Tackling the problem w/ Josh Denzel
“Football brings everyone together,” Josh Denzel says while sat with a group of players from AFC Walcountians outside Hayes Lane stadium, South East London.
“It’s a uniting force, but it’s also a space where people bring sexist and abusive actions towards women. I think as football fans and as guys especially, it’s our job to make women feel safe in these environments around the football ecosystem.”
Josh and the players are here to talk as part of 'Enough': a campaign set up by the Home Office in March 2022 to shine a light on the issue of Violence against Women and Girls (VAWG), and galvanise men, including football fans, to be part of the solution.
In the UK, 84% of women have experienced at least one form of sexual harassment in their lifetime, a genuinely terrifying statistic. But it’s a statistic that you might be able to do something about, even in the smallest ways.
This isn’t to point the finger or blame football, it’s to empower everyone who might recognise these behaviours, to understand that we can all do something to help.
When discussing how women and girls watching football can be made to feel intimidated by the actions of other fans, Albert, one of the AFC Walcountians players in the films, raises a powerful point.
“A lot of responsibility will fall on our shoulders to make it a better environment for them,” Albert says. “Calling out people when we see it, making sure that they feel comfortable, being an ally, basically.”
Saying little things can go a long way to changing how a person acts. And the next time they see something, they might call it out too.
Throughout the two episodes, Josh, Albert and his Walcountians teammates Chike, Ryan, and Luke discuss a range of examples of sexism or abuse.
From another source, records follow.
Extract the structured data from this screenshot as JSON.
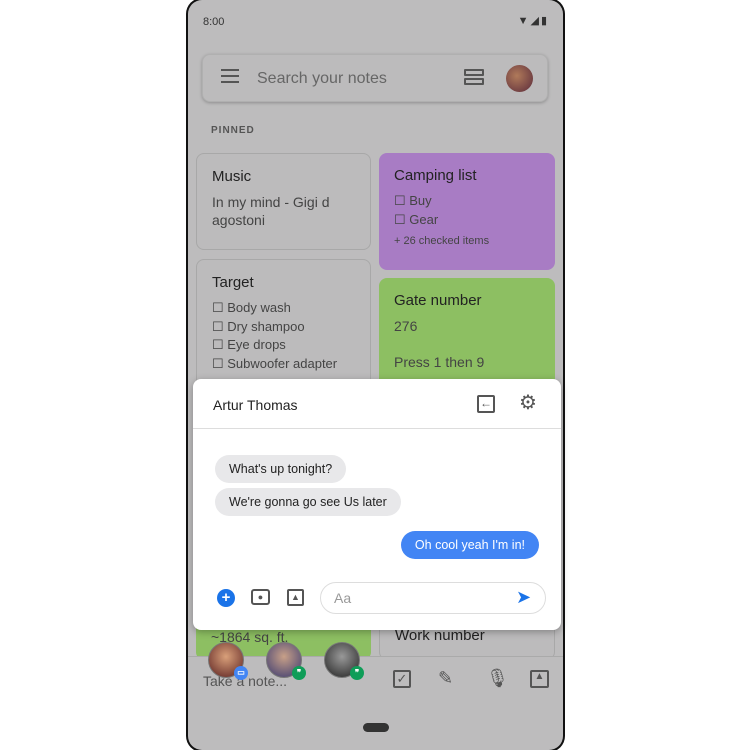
{
  "status": {
    "time": "8:00"
  },
  "search": {
    "placeholder": "Search your notes"
  },
  "section": "PINNED",
  "notes": {
    "music": {
      "title": "Music",
      "body": "In my mind - Gigi d agostoni"
    },
    "camping": {
      "title": "Camping list",
      "items": [
        "☐ Buy",
        "☐ Gear"
      ],
      "more": "+ 26 checked items",
      "color": "#a87cc4"
    },
    "target": {
      "title": "Target",
      "items": [
        "☐ Body wash",
        "☐ Dry shampoo",
        "☐ Eye drops",
        "☐ Subwoofer adapter"
      ]
    },
    "gate": {
      "title": "Gate number",
      "line1": "276",
      "line2": "Press 1 then 9",
      "color": "#8dbf62"
    },
    "sqft": {
      "body": "~1864 sq. ft."
    },
    "work": {
      "title": "Work number"
    }
  },
  "chat": {
    "contact": "Artur Thomas",
    "messages": [
      {
        "text": "What's up tonight?",
        "from": "them"
      },
      {
        "text": "We're gonna go see Us later",
        "from": "them"
      },
      {
        "text": "Oh cool yeah I'm in!",
        "from": "me"
      }
    ],
    "input_placeholder": "Aa",
    "accent": "#1a73e8"
  },
  "bottom_bar": {
    "placeholder": "Take a note..."
  }
}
Such as passing sexist comments in WhatsApp groups, making women feel uncomfortable watching football in pubs, making untoward advances on public transport, and men returning from football matches taking out aggressive moods on their partners after their side has lost.
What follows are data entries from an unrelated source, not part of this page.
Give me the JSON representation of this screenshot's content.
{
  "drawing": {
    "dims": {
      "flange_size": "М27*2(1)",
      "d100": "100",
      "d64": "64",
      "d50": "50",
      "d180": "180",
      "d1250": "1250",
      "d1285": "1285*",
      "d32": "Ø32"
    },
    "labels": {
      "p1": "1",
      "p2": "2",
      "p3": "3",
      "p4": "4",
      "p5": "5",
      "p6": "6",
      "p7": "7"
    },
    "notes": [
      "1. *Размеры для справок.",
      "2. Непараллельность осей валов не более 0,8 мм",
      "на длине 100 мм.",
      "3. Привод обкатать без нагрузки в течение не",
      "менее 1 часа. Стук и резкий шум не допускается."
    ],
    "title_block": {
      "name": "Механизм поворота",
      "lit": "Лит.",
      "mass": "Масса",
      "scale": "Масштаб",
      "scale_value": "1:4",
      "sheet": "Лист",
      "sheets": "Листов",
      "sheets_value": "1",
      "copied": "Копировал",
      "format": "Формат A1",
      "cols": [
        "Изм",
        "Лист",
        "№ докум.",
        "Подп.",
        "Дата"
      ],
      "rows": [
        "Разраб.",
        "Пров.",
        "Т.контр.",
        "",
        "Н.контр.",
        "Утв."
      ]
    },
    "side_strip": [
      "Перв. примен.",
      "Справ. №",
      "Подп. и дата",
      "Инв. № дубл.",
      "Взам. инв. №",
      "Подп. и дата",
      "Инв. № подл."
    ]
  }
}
These are actions that you may recognise seeing or experiencing yourself, and Chike brings up how impactful it can be having a friend tell you you’re doing something wrong.
“When it comes from a mate it does make an impact,” Chike says in the first episode. “If your mate calls you out, it makes you feel like a bit of a mug.”
This campaign is incredibly important in communicating to men that they can play a part in tackling abuse, and Josh’s discussion across the two episodes is incredibly honest, empowering, and necessary.
Find out different ways you can safely help stop abuse towards women at gov.uk/enough